Element data from apps and pages:

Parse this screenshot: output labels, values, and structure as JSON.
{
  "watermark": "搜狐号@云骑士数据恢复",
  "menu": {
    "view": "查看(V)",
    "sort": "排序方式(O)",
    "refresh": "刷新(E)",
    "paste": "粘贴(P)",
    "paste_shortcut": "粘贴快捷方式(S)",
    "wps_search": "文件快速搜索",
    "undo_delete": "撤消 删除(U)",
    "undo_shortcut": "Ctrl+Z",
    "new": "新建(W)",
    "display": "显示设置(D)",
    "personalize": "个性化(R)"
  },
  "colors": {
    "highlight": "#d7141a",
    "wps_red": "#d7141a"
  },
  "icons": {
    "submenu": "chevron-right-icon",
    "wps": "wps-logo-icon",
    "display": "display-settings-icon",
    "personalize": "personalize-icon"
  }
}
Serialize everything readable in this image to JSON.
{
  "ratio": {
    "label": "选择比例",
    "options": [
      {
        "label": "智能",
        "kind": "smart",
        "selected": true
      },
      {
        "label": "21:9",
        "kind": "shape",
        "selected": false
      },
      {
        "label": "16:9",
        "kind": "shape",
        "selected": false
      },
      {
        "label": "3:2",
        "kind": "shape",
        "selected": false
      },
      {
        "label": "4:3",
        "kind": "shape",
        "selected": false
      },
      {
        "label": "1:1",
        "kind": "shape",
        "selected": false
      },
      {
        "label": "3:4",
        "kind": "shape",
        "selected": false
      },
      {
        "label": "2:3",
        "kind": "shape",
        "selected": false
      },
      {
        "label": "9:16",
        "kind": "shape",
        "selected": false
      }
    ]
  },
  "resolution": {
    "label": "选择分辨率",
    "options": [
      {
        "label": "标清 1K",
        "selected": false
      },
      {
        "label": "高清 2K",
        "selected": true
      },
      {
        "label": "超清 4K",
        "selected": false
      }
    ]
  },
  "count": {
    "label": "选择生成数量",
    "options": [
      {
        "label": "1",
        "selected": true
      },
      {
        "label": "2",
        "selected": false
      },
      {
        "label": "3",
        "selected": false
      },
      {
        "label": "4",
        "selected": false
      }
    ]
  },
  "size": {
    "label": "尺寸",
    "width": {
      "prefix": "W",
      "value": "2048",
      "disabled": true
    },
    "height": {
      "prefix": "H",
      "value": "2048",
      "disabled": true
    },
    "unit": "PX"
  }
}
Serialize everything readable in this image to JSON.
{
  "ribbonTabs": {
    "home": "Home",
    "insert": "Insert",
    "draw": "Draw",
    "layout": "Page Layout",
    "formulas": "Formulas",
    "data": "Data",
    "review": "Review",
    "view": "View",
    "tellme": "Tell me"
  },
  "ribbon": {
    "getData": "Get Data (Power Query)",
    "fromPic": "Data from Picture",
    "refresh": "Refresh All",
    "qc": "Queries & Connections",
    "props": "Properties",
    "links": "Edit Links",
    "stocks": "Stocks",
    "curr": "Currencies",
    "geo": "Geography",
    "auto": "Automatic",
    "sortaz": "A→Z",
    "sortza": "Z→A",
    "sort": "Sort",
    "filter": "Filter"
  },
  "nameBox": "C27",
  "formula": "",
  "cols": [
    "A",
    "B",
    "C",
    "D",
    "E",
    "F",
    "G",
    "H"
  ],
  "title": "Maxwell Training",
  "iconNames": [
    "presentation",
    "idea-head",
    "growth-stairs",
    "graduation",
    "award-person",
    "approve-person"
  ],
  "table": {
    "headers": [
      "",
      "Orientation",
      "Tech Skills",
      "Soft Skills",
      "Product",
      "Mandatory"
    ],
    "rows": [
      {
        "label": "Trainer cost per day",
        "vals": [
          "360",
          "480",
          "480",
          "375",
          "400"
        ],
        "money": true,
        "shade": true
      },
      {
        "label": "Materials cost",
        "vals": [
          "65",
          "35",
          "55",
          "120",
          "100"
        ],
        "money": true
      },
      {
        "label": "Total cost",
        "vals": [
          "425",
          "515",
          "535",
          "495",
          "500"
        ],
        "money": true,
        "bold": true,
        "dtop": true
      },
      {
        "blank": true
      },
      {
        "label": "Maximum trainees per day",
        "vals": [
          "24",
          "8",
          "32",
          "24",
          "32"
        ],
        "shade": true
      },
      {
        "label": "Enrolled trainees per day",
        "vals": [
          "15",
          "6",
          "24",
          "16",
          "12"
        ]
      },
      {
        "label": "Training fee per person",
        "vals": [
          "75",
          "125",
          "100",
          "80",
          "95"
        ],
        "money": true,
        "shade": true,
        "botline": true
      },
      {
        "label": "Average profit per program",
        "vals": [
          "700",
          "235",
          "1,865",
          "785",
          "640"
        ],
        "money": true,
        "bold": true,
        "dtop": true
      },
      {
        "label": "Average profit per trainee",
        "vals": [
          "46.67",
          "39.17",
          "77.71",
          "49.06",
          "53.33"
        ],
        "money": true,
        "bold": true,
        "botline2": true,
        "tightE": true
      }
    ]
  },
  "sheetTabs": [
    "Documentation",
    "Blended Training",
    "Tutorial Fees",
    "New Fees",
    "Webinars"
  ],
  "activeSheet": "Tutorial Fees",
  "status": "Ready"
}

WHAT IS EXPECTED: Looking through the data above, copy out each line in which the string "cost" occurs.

TASK ANSWER:
        "label": "Trainer cost per day",
        "label": "Materials cost",
        "label": "Total cost",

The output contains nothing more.